Motor oil is a thick, slow moving fluid. But when you start your engine, motor oil heats up, becomes less dense, and starts flowing freely through the various internal engine components. This process can take anywhere from five to fifteen minutes, depending on the outside ambient temperatures.
If you run to the store five minutes away, the motor may not reach its optimal operating temperature before you turn the engine off once again. This lack of heat prevents the motor oil from reaching the ideal viscosity level, meaning it won’t properly lubricate the internal engine parts as designed.
That can add to the wear and tear of all internal parts, speeding up the process, and requiring more repair work for you down the road.
In addition, when motor oil heats to the proper temperature, the heat helps remove contaminants such as moisture and other combustion byproducts. Without proper heating, these contaminants won’t effectively evaporate, remaining in the motor oil and continuing to impact both the integrity of the engine, and performance of the vehicle.
Changing out your motor oil regularly is important no matter how much you drive your car. That’s why many experts suggest changing your oil based on manufacturer’s guidelines, and doing so either based on mileage or time. If it takes you a year to drive a few thousand miles, you should still be changing your motor oil regularly.
Short trips may impact your battery
One of the biggest power surges comes when you start your car. When you turn the key or press the button, a lot of demand is placed on your battery to ensure your car starts and runs properly.
Once running, the battery goes into recovery mode. The alternator recharges the battery as you drive, so it’s ready the next time you start your car.
With short trips, you may be starting your car more than driving it. This gives your vehicle’s battery very little chance of recovery.
Today’s batteries give you anywhere from three to seven years of battery life. That’s under normal use.
When the battery is subjected to quick turnaround, it shortens the battery life. In the same way it takes up to fifteen minutes for your engine to warm up, the battery needs time to fully recharge to maintain its operational levels. Without this, it may face rapid depletion of battery power.
If short trip driving is a way of life for you, count on the fact that you’ll be replacing your battery more often. You’ll notice it weakens – it’ll take longer for your engine to crank, your headlights will be duller, and you might notice other accessories not working well.
Short trips may impact your battery
Starting up your engine when it’s cold makes it work at its hardest. That’s because the oil hasn’t circulated yet, and the engine hasn’t warmed up to working at its optimal rate. Other parts are cold, and aren’t contributing to a well running car.
When you first start your car, it’s important to give it a chance to warm up and be fully functioning before you add stress. This can take a few miles to break everything in. Your car may be under strain until it reaches that point. With short distance driving, it never has a chance to get to that point. If you accelerate quickly, or push your car to the limits, over time, it will impact the engine’s condition.
Any stress on the engine will start to show by an increase in emissions, and possibly impact your gas mileage.

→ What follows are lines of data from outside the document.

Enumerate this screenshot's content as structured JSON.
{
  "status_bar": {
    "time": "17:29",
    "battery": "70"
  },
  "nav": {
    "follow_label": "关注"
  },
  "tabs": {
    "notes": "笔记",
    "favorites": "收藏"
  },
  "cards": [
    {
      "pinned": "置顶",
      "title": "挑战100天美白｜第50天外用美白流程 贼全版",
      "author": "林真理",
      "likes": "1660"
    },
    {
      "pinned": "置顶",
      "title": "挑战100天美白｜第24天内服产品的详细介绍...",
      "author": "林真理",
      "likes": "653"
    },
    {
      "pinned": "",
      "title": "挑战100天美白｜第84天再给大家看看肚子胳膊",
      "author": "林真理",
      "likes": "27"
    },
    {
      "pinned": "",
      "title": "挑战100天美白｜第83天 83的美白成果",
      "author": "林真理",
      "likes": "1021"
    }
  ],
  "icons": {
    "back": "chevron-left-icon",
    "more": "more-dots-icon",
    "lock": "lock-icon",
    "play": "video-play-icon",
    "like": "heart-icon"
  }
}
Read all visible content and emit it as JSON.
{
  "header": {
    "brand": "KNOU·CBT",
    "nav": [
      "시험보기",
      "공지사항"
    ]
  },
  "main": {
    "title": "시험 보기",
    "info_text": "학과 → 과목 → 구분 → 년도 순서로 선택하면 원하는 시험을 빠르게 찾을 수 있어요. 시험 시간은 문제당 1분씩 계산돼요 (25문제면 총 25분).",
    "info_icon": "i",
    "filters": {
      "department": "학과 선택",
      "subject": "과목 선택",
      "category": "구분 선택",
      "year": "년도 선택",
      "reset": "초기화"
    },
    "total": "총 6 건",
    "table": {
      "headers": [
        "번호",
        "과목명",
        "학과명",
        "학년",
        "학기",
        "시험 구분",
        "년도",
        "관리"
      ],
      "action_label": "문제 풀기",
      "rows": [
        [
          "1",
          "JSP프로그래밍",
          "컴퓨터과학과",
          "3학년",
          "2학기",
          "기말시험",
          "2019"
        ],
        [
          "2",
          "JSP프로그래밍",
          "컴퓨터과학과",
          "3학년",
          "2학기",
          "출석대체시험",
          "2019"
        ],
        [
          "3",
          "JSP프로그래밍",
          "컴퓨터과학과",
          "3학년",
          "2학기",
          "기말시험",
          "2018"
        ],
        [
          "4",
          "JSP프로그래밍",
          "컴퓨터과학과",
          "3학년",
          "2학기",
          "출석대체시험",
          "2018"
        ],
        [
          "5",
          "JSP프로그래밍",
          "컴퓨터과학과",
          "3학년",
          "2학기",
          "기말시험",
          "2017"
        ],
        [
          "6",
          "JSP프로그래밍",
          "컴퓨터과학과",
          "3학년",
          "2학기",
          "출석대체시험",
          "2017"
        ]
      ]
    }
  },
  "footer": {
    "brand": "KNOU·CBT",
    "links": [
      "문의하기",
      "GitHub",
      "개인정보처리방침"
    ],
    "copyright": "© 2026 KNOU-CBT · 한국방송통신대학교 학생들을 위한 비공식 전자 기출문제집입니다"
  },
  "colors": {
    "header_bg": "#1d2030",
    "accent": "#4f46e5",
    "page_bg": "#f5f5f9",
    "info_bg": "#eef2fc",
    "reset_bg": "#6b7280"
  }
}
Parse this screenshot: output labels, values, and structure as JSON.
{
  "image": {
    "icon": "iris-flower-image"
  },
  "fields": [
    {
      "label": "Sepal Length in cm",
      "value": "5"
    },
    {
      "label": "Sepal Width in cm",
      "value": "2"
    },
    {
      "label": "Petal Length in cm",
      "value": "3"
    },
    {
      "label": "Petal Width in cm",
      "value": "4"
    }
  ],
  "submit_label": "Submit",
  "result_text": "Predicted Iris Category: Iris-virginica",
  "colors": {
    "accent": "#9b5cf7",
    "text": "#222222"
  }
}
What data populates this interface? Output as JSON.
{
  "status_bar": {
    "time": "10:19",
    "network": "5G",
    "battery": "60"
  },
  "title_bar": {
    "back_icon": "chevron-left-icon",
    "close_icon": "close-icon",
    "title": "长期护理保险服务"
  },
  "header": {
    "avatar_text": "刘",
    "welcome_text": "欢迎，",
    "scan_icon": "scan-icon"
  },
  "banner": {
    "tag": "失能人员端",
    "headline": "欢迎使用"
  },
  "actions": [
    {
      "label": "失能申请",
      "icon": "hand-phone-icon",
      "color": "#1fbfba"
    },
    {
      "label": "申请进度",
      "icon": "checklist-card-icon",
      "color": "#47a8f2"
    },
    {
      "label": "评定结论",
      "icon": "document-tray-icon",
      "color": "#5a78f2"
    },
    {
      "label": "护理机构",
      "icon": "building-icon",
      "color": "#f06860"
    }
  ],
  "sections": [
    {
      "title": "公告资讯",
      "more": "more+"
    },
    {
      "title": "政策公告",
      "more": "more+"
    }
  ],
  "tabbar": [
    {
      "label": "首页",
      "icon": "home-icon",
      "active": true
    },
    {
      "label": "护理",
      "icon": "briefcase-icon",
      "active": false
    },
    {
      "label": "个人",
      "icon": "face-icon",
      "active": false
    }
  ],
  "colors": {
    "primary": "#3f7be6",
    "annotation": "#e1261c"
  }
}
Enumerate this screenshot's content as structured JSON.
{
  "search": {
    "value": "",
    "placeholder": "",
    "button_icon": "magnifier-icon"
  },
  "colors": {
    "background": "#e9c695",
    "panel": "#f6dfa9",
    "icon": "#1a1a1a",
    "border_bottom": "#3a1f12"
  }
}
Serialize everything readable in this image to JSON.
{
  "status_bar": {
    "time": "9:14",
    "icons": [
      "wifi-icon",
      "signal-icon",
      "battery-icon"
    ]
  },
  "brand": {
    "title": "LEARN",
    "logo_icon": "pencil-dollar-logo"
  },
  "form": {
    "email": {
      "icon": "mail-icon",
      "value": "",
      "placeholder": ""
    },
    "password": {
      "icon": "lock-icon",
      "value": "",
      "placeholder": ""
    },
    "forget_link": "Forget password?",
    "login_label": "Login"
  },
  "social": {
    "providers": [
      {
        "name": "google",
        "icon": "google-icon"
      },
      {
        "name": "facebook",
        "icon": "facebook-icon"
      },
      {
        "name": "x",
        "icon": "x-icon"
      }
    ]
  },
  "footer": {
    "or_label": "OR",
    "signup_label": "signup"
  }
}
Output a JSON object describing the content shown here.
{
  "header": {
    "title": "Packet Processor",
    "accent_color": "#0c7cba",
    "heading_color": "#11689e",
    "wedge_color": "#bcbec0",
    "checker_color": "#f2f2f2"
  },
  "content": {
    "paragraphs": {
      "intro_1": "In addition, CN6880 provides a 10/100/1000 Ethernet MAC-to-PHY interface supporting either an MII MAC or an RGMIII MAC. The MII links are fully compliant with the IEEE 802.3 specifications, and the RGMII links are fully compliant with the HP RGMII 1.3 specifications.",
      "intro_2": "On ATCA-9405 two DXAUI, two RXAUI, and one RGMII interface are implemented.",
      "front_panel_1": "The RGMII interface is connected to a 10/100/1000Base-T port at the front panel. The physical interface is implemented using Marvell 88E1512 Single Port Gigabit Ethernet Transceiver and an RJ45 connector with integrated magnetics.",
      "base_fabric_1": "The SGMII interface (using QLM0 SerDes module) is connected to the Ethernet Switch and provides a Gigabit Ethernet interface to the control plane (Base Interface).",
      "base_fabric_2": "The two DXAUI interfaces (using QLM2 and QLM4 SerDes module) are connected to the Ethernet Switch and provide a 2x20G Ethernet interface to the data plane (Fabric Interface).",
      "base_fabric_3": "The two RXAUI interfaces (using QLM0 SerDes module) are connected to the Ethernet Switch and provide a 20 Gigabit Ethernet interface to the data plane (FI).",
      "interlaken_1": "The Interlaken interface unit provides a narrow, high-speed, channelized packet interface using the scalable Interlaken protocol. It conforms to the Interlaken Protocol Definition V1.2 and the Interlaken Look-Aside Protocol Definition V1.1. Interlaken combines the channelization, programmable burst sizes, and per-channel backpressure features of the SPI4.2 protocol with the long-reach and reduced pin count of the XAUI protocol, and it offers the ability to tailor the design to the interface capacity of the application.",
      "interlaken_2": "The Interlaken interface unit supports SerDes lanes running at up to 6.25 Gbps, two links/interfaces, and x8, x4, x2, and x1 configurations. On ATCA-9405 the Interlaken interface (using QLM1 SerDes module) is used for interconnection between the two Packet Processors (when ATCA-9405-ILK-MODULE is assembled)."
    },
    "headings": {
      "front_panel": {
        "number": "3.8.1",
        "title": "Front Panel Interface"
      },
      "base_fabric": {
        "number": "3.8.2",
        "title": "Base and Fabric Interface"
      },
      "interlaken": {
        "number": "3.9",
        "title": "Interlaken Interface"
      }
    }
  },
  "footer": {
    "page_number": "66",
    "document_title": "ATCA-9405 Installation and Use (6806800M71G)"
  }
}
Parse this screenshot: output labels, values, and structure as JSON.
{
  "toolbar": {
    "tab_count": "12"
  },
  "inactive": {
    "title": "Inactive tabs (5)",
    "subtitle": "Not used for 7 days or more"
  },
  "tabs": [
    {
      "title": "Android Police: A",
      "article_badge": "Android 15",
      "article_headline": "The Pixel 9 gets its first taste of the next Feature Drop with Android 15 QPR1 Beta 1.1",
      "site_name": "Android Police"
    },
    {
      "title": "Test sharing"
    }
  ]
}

Long term, it may show up as repair bills as you wind up taking your car into the shop more often.
How long are your daily drives?
Your car is meant to give you reliable service every day you own your car.
Be aware of how you drive each day. The first few miles, be easy on how much you push your vehicle. Drive it further occasionally to give the systems a chance to operate fully. And be aware of your maintenance schedule. Regular oil changes will ensure the motor oil stays fresh and working well, and it gives your mechanic a chance to inspect each system and ensure they’re working well.
Are you a short trip driver?